Directions for this task >>
Scan the data below and pick out the lines containing the word "Заказ".

[Stored data — start]

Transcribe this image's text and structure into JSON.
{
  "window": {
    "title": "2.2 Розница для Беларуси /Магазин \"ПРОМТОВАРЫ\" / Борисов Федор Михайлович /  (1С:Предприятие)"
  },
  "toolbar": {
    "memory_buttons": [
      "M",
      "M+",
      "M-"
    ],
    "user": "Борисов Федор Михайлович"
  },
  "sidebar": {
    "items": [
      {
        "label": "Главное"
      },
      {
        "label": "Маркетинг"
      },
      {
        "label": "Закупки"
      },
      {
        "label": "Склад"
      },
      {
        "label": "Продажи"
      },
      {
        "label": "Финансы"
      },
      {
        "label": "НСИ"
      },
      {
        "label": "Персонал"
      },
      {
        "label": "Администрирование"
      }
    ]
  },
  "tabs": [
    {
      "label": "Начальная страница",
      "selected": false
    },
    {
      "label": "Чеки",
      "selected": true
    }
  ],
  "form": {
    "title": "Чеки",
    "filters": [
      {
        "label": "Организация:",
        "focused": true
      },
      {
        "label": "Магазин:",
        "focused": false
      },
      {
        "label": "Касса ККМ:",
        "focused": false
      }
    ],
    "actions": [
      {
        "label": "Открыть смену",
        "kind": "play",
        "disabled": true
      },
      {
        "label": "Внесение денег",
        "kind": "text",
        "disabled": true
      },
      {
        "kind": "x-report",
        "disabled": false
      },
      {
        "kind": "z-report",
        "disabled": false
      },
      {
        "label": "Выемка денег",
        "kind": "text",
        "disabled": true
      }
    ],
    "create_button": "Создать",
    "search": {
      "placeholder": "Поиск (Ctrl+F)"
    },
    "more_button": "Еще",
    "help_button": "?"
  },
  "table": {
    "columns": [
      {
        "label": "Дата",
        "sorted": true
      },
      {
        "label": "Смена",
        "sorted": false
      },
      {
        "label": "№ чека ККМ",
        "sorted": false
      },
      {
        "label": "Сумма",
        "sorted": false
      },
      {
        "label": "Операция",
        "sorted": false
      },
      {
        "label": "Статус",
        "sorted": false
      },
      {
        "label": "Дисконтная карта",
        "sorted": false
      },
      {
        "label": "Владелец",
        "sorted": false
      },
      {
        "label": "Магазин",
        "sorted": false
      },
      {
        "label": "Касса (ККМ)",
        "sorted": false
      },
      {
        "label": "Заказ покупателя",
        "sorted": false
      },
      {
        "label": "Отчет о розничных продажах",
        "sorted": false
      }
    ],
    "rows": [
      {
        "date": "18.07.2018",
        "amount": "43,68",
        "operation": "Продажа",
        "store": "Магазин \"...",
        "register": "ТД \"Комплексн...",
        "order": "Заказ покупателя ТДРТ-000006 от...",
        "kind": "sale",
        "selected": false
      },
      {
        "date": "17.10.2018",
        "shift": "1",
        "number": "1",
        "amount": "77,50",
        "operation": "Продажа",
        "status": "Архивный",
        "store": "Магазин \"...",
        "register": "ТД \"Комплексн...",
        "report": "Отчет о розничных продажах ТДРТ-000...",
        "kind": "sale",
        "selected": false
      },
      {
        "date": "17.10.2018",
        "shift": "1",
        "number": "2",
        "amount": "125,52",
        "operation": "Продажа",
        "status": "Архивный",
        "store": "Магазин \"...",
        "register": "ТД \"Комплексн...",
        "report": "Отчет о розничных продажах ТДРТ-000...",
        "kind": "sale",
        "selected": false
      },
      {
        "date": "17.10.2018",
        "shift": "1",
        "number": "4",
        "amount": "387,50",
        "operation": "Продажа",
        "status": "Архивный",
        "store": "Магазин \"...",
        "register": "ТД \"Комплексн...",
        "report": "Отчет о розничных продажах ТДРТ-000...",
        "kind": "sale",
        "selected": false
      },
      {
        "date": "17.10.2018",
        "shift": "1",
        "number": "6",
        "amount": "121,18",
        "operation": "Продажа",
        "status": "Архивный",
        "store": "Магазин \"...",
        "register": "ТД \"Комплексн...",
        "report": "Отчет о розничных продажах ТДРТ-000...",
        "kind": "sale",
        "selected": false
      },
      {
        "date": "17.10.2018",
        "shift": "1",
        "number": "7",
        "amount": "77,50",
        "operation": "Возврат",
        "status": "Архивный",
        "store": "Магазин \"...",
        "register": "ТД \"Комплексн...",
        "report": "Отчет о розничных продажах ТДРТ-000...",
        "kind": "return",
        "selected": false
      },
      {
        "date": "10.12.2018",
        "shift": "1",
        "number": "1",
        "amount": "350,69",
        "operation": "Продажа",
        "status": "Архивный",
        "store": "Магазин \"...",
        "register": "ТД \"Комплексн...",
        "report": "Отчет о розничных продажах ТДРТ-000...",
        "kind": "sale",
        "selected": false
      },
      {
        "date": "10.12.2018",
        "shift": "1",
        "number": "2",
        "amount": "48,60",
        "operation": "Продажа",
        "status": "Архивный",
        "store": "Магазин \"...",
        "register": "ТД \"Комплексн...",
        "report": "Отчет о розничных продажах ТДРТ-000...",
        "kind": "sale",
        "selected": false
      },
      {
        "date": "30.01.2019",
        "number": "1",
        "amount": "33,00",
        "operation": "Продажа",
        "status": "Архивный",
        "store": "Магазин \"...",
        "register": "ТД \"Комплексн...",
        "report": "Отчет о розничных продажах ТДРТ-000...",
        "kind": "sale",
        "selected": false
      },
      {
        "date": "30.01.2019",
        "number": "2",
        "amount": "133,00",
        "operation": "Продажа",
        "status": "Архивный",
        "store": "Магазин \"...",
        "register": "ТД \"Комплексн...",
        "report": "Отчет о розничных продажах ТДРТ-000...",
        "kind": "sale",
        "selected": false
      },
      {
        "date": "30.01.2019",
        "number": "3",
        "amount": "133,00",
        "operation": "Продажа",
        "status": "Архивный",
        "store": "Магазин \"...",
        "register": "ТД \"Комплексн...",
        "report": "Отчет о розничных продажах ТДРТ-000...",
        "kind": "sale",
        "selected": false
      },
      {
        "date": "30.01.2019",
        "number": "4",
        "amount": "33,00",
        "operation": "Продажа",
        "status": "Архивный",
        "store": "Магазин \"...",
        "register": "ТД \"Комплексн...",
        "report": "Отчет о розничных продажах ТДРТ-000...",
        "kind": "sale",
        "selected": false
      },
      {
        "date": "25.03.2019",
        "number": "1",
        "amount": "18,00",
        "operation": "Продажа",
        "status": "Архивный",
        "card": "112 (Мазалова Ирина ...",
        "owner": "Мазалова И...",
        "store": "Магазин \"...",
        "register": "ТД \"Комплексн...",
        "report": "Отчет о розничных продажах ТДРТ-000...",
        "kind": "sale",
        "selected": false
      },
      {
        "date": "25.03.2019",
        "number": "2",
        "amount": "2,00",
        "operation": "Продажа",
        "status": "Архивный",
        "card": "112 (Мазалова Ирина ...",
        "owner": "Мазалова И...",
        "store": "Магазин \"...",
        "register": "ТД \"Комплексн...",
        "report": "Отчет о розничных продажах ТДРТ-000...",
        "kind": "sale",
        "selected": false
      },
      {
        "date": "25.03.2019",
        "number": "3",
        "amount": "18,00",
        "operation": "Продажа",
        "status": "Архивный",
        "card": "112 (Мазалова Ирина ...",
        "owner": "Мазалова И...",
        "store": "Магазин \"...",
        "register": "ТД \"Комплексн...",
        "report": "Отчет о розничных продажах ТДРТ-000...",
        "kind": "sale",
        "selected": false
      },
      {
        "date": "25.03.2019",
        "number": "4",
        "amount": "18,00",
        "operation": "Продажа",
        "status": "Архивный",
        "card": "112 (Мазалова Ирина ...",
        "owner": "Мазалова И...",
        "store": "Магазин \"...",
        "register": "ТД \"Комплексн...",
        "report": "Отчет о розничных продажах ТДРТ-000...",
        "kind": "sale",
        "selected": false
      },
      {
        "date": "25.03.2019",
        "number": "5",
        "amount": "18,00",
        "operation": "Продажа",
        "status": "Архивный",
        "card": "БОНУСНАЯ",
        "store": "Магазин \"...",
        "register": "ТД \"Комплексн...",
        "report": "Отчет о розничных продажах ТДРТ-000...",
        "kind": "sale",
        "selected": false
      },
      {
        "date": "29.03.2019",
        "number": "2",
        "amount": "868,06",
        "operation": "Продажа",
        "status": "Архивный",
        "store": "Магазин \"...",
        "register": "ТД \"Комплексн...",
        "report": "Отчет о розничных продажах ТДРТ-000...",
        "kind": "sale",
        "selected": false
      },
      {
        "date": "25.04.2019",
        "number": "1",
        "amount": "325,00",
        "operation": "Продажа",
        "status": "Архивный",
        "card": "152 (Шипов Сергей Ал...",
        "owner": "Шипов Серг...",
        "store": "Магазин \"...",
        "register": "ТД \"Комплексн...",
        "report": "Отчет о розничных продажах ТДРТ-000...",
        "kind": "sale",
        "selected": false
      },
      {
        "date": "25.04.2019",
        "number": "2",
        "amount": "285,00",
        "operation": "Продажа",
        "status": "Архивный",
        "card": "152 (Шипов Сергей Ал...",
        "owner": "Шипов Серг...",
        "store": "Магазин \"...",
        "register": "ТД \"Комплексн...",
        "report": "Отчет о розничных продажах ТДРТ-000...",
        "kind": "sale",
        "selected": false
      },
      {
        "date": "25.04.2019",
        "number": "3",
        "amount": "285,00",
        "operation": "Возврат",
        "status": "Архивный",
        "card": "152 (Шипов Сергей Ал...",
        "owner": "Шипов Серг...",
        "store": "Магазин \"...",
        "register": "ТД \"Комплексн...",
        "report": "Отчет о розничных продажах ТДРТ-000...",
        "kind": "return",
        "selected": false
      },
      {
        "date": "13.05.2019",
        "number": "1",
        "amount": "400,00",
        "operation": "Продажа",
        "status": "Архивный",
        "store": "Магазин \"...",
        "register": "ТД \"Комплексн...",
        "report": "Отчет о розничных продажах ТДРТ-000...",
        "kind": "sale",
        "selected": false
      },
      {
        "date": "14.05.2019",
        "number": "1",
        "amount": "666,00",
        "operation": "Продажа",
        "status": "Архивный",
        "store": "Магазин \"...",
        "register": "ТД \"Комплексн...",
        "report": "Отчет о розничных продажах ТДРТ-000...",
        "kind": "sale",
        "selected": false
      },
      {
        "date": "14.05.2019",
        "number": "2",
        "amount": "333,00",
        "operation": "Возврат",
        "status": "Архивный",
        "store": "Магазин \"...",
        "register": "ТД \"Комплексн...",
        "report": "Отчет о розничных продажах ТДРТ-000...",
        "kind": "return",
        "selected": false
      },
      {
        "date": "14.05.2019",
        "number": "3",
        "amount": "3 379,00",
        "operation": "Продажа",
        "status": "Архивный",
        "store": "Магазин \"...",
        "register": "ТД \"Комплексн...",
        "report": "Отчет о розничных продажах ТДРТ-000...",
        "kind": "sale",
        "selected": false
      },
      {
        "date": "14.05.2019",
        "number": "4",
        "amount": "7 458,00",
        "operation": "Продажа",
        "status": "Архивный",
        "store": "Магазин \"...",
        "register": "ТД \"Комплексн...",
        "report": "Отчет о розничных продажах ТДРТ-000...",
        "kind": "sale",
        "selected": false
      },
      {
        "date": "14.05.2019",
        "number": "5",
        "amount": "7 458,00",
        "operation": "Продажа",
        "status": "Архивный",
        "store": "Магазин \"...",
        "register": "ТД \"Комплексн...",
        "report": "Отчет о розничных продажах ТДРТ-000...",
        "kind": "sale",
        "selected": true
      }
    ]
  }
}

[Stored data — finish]

Exercise result >>
        "label": "Заказ покупателя",
        "order": "Заказ покупателя ТДРТ-000006 от...",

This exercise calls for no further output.